● What the exercise asks:
Please copy each line in the records below that contains the string "Security".

● Exercise material:

──────

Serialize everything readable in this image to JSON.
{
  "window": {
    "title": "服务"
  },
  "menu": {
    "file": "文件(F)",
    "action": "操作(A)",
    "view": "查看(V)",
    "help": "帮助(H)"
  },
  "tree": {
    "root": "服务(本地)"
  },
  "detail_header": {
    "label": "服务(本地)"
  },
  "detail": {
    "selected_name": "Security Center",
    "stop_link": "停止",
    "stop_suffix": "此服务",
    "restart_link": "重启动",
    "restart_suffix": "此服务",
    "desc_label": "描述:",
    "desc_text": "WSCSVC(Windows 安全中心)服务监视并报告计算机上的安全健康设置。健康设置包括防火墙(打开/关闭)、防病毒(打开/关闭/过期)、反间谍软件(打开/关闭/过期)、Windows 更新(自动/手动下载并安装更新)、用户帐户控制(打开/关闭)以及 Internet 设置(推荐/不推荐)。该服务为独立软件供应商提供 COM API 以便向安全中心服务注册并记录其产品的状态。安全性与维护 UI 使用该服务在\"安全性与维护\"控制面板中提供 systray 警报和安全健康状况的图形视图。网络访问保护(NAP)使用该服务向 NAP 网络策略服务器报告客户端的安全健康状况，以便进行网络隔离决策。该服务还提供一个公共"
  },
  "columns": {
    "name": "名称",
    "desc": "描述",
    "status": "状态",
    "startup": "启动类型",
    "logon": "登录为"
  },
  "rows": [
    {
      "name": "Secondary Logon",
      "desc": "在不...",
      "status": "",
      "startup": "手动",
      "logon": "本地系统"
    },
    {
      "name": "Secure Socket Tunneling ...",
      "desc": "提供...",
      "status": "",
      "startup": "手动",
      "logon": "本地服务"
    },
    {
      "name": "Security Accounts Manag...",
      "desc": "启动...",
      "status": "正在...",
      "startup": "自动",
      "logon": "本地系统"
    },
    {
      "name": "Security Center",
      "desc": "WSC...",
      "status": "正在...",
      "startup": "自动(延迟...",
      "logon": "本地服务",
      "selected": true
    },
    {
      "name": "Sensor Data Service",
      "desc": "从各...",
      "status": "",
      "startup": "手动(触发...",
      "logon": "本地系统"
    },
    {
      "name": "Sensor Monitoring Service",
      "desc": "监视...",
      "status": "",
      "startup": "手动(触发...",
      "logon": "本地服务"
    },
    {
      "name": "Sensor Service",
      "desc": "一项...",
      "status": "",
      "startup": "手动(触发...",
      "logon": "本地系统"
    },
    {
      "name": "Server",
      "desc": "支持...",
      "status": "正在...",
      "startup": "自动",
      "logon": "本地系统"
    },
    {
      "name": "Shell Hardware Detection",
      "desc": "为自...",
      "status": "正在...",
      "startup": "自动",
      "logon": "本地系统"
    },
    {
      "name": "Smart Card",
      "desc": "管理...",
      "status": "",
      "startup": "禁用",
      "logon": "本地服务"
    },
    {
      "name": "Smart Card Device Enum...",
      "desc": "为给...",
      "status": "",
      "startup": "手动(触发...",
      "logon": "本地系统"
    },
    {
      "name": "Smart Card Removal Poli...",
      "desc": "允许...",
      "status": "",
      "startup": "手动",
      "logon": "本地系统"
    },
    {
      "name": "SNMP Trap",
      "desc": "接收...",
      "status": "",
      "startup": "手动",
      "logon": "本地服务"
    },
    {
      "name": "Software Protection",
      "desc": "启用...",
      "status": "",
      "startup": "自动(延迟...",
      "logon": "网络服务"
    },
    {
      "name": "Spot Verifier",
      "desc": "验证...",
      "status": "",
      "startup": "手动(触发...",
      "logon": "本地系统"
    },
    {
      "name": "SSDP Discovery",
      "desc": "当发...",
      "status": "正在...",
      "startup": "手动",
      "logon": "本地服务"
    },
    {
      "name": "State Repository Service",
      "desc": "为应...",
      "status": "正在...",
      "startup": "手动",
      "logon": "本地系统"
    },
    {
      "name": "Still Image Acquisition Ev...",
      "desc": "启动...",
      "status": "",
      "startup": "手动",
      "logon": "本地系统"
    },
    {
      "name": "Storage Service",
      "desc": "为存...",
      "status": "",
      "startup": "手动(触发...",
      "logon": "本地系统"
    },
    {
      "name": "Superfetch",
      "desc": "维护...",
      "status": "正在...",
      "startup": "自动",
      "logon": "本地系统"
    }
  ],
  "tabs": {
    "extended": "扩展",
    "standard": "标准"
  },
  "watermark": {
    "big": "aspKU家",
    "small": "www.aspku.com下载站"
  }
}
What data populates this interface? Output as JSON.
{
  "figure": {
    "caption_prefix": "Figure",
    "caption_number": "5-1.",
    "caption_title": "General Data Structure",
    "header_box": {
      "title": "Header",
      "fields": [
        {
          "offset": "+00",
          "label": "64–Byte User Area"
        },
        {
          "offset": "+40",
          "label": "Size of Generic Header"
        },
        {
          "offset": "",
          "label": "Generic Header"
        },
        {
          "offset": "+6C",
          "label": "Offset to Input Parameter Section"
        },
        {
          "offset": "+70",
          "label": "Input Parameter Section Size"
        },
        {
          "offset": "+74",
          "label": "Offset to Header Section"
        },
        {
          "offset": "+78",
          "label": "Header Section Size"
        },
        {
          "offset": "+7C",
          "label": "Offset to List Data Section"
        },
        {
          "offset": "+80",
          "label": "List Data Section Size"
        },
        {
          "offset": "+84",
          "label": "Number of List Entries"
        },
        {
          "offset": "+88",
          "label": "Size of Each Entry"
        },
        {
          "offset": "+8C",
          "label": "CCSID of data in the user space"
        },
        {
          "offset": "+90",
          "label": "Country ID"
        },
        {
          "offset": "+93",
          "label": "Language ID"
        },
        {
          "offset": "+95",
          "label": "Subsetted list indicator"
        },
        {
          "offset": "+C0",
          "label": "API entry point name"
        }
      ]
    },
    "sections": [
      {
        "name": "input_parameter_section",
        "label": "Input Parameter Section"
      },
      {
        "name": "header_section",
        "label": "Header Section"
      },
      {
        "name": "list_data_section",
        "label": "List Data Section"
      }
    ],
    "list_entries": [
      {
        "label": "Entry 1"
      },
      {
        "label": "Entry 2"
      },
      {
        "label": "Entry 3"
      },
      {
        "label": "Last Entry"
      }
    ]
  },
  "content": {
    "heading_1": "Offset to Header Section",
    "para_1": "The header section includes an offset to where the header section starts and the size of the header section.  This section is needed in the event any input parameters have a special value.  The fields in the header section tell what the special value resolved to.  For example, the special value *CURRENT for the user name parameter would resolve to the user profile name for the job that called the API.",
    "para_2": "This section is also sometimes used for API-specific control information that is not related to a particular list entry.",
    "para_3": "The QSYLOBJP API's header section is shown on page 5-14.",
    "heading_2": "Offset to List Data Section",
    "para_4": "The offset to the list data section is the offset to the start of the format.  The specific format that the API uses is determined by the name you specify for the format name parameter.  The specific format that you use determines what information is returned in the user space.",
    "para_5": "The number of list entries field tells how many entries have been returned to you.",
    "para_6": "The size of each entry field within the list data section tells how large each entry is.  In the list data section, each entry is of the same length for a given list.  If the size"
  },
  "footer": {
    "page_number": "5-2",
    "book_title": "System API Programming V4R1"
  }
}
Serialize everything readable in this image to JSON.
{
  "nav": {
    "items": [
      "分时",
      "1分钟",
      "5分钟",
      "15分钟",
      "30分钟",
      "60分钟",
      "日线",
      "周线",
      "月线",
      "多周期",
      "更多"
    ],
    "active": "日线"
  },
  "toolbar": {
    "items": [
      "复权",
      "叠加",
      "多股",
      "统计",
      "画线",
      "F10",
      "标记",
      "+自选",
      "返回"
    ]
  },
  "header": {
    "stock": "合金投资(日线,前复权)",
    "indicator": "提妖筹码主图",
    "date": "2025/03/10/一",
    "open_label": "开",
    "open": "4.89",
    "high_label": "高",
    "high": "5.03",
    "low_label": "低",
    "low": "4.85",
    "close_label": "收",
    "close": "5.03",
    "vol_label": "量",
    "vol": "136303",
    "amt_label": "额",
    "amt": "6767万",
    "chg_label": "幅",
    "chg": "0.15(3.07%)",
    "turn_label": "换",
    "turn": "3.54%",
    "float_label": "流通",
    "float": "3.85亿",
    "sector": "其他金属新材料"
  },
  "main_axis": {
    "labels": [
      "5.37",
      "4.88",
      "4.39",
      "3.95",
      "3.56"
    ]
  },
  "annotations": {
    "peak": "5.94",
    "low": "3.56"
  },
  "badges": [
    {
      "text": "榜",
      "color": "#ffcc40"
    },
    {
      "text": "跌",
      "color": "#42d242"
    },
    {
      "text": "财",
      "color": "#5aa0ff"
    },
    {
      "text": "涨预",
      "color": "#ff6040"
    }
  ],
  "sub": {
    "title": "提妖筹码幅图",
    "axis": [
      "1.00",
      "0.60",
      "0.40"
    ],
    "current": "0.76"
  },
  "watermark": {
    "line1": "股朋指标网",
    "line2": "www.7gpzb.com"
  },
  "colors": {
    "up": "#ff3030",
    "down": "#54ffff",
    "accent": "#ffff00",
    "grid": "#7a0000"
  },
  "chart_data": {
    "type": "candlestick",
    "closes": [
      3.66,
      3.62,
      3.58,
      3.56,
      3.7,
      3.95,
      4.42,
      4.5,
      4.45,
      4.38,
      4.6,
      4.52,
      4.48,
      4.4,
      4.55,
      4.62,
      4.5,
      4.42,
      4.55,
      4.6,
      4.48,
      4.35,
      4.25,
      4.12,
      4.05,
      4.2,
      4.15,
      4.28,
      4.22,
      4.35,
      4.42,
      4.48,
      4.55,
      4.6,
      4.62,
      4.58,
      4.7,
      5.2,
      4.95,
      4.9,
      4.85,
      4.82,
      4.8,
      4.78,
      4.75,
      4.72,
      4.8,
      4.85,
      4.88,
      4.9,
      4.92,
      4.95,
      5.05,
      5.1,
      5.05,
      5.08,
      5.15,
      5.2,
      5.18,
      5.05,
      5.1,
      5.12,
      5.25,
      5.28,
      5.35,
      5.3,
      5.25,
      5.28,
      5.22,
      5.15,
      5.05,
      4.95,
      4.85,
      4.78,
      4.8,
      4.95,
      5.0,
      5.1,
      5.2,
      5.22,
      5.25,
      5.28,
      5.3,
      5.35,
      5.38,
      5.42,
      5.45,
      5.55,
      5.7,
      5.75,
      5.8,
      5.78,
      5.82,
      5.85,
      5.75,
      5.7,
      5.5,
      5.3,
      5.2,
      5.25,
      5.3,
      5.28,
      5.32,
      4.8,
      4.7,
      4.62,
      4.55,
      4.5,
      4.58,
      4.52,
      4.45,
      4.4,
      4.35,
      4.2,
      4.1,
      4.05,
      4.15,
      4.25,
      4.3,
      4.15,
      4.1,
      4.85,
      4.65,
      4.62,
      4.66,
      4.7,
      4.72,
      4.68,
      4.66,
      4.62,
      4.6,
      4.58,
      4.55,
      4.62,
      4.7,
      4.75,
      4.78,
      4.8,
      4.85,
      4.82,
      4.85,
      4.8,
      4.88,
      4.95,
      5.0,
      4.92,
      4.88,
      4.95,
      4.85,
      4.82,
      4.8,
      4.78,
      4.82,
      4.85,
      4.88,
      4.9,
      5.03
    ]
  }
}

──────

● Task response:
    "selected_name": "Security Center",
      "name": "Security Accounts Manag...",
      "name": "Security Center",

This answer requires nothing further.